** Assigned task **
Look through the material below and return every line that contains "header".

______________________________

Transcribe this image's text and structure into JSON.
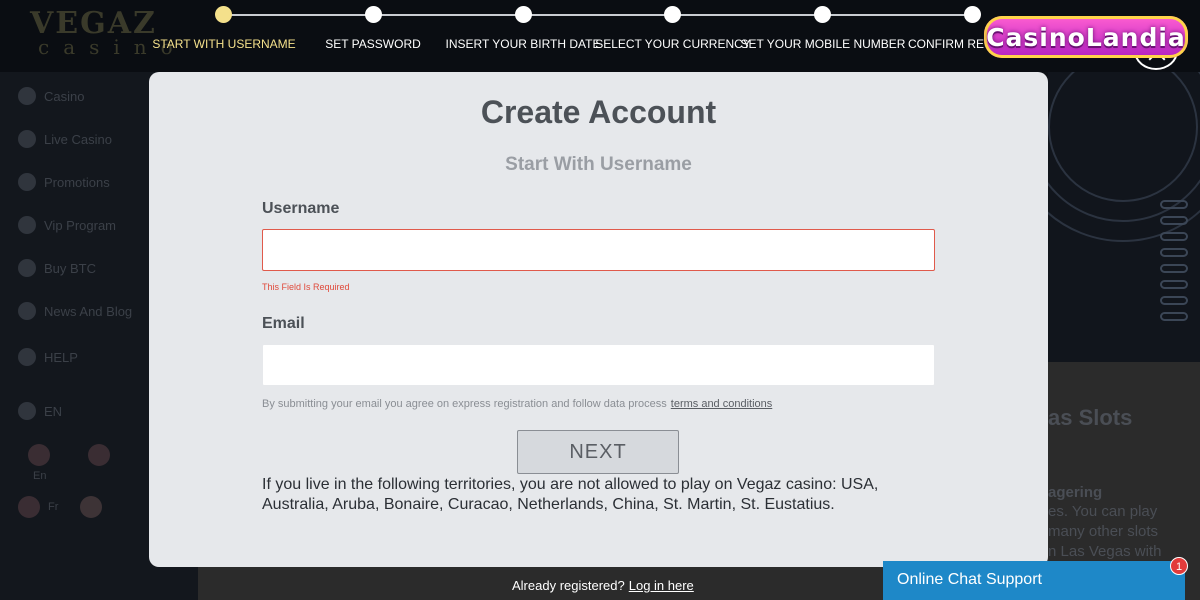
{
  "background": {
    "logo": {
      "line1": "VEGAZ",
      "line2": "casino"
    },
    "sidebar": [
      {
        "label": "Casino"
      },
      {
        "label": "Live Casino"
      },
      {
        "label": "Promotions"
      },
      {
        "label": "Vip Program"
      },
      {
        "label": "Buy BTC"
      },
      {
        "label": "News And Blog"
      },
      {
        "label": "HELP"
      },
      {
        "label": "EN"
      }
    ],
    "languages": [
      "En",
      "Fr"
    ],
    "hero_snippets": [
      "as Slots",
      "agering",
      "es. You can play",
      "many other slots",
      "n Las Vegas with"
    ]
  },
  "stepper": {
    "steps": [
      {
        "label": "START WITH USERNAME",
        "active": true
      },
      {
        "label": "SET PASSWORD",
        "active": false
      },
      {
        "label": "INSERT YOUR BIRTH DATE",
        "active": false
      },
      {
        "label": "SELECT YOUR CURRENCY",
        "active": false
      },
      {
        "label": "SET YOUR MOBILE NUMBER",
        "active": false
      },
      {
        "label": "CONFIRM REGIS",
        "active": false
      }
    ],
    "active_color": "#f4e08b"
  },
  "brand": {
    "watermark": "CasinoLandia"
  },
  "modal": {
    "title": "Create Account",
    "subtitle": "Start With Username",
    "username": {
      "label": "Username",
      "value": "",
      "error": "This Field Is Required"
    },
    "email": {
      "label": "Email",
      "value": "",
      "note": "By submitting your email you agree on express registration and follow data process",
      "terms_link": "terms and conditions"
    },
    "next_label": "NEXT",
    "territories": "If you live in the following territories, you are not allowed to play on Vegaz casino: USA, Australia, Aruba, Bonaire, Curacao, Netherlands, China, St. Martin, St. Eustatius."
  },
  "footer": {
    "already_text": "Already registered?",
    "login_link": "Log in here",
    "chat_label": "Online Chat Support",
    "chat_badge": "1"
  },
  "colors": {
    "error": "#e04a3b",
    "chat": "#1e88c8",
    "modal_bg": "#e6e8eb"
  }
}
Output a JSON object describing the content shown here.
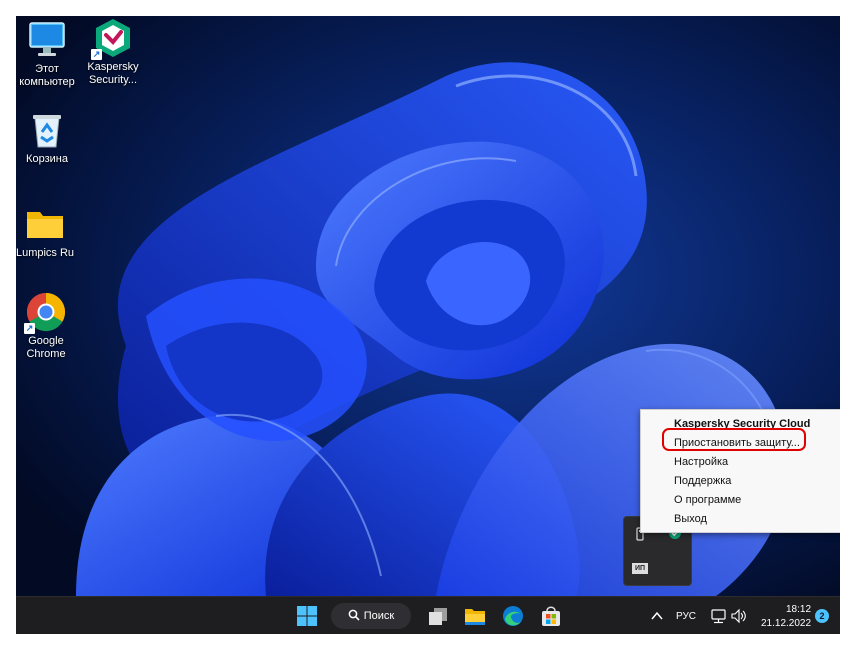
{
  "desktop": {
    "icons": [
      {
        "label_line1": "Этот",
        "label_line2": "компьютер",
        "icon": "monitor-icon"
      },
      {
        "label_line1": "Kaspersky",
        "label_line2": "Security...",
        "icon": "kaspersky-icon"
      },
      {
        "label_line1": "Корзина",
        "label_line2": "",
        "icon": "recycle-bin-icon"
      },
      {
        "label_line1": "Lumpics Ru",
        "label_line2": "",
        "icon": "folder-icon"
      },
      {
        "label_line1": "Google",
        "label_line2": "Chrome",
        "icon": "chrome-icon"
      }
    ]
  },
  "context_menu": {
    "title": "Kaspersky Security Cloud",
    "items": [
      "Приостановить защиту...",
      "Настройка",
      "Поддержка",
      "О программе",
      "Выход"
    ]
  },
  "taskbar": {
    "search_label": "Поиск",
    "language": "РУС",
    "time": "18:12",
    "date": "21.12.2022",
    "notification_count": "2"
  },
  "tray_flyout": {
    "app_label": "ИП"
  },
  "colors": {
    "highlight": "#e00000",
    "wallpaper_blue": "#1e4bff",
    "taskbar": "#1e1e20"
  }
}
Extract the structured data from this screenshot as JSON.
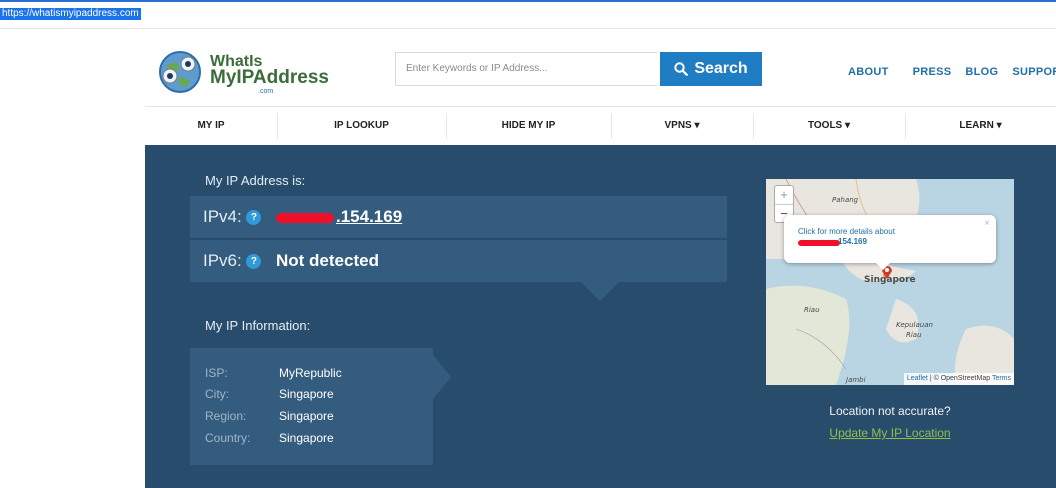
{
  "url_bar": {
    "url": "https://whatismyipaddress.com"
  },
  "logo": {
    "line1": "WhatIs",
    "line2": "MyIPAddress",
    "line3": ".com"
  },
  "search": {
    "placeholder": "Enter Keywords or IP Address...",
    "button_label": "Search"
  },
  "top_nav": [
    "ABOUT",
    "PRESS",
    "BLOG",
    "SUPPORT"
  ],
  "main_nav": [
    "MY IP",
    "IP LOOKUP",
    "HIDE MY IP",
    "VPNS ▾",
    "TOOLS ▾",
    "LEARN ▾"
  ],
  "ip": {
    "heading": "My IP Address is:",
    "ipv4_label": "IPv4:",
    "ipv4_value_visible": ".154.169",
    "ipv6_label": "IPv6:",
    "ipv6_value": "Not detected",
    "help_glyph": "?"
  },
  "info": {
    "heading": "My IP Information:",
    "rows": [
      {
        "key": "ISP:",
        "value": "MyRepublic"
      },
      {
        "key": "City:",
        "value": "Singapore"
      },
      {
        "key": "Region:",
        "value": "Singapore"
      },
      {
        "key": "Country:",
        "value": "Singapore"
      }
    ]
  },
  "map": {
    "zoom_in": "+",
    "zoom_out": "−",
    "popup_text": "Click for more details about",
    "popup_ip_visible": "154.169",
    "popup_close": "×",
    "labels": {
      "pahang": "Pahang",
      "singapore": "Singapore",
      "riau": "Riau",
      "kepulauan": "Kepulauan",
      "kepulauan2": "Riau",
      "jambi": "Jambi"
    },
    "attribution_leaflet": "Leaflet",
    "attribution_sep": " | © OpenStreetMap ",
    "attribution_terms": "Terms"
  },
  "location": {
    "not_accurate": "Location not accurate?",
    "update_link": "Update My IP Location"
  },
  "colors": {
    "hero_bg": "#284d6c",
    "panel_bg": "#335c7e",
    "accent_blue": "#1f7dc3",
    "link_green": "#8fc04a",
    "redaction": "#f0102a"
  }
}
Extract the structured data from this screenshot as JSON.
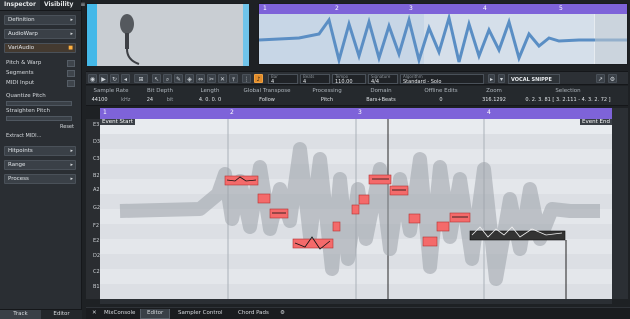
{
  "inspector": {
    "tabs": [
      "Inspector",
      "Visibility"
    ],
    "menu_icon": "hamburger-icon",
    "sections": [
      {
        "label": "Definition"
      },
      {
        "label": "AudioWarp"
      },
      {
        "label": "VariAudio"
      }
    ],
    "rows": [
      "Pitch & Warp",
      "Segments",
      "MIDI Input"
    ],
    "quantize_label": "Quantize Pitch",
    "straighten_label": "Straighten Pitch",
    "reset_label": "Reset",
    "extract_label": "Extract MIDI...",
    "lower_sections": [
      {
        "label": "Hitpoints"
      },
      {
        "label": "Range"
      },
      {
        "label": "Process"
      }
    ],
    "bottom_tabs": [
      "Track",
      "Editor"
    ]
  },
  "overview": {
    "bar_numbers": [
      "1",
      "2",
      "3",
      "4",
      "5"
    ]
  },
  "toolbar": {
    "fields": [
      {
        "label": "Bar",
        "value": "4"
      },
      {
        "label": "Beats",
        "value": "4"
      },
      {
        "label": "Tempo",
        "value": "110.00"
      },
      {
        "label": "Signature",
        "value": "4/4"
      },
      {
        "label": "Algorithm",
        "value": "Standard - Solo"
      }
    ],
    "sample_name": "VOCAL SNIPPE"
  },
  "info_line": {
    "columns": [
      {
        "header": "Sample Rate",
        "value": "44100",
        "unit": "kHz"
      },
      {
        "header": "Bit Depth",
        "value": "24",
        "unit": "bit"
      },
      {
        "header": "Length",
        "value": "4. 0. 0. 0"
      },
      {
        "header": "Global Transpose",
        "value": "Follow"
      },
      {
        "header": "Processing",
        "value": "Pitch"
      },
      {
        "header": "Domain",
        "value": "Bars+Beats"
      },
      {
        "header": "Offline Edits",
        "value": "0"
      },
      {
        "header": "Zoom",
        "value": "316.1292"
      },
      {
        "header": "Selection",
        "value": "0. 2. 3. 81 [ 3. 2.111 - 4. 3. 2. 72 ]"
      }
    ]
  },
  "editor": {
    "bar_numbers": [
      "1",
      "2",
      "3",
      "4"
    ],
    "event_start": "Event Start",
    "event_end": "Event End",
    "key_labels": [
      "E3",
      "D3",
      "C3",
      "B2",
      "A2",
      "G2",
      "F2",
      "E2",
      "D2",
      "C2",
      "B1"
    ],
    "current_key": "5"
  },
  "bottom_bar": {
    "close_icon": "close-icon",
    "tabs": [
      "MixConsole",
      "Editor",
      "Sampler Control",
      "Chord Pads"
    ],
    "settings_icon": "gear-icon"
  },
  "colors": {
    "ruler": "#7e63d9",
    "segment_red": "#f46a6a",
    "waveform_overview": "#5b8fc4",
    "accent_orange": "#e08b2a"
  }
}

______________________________

** Final answer **
        "header": "Sample Rate",
        "header": "Bit Depth",
        "header": "Length",
        "header": "Global Transpose",
        "header": "Processing",
        "header": "Domain",
        "header": "Offline Edits",
        "header": "Zoom",
        "header": "Selection",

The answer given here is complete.